California Attorney General Rob Bonta—as part of a multistate coalition of attorney generals—is urging JPMorgan, Bank of America, U.S. Bank, and Wells Fargo
the attorneys general urge these four financial giants to act on behalf of the millions of customers they represent by eliminating overdraft, overdraft protection, and similar fees by this summer.
Eliminating overdraft fees is an important step toward a more equitable financial system. These junk fees often pile up, forcing consumers already short on cash to pay an additional $20, $30, or $40 for even a minor transaction,” said Attorney General Bonta. “For banks, overdraft fees are easy way to pad their profits, but for struggling consumers, these fees can seriously derail their financial plans. It’s long past time for banks to end this predatory practice.
Overdraft fees are incurred when a consumer spends more money than they have available in their bank account. U.S. consumers paid an estimated $11 billion in overdraft fees in 2019, with the financial burden disproportionately falling on low-income consumers and consumers of color.
Late last year, Capital One committed to ending all overdraft and non-sufficient funds fees for its customers, and in February 2022, Citi Bank announced it would eliminate overdraft fees by this summer. Bonta and fellow attorney general from 17 states are putting the heat on JPMorgan, Bank of America, U.S. Bank, and Wells Fargo to follow suit.
Overdraft fees often far exceed the cost to a bank to cover an unfunded transaction. And troublingly, many banks use deceptive tactics to induce consumers to incur overdraft fees rather than adopting practices that make it easier for consumers to avoid these fees or lessen the costs.

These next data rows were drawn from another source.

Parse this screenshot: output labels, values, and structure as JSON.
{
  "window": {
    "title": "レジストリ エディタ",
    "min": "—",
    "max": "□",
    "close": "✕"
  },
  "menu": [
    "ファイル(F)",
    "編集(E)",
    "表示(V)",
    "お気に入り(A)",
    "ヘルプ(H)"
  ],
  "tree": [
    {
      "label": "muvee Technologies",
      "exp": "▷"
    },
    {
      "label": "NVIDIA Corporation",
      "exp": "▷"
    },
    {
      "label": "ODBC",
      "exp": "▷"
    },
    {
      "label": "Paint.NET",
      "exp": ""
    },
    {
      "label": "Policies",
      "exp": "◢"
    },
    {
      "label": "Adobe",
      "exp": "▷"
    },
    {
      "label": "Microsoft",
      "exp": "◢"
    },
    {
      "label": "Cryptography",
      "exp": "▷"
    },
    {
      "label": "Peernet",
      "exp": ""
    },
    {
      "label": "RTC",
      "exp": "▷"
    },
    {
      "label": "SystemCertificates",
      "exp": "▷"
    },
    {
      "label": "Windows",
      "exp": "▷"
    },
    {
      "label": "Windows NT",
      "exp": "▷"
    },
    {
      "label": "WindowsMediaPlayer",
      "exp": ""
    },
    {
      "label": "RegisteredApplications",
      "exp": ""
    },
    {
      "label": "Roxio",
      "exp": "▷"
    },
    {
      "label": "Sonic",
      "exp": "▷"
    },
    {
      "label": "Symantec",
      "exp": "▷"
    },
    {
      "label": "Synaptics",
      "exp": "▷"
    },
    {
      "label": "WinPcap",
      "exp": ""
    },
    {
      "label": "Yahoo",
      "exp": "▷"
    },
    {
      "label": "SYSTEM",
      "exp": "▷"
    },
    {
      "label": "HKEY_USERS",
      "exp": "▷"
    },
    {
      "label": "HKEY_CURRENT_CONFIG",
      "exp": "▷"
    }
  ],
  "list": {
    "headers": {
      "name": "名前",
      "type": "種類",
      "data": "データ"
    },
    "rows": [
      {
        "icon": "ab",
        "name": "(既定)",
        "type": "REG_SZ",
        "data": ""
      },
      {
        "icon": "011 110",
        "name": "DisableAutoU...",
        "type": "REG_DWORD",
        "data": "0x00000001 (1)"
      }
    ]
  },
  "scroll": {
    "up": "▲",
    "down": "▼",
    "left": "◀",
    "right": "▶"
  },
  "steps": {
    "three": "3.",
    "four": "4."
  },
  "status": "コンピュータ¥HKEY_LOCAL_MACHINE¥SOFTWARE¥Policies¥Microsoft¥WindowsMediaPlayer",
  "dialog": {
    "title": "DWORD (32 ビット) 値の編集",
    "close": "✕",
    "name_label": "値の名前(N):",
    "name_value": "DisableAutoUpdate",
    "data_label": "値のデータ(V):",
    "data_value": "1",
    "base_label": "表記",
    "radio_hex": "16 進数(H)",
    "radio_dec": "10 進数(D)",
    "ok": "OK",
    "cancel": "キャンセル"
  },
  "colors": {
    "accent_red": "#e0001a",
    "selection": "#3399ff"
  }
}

The Consumer Financial Protection Bureau recently concluded that the collection of overdraft fees has persisted throughout the pandemic, and is launching an initiative to reduce these exploitative “junk fees” and save consumers billions.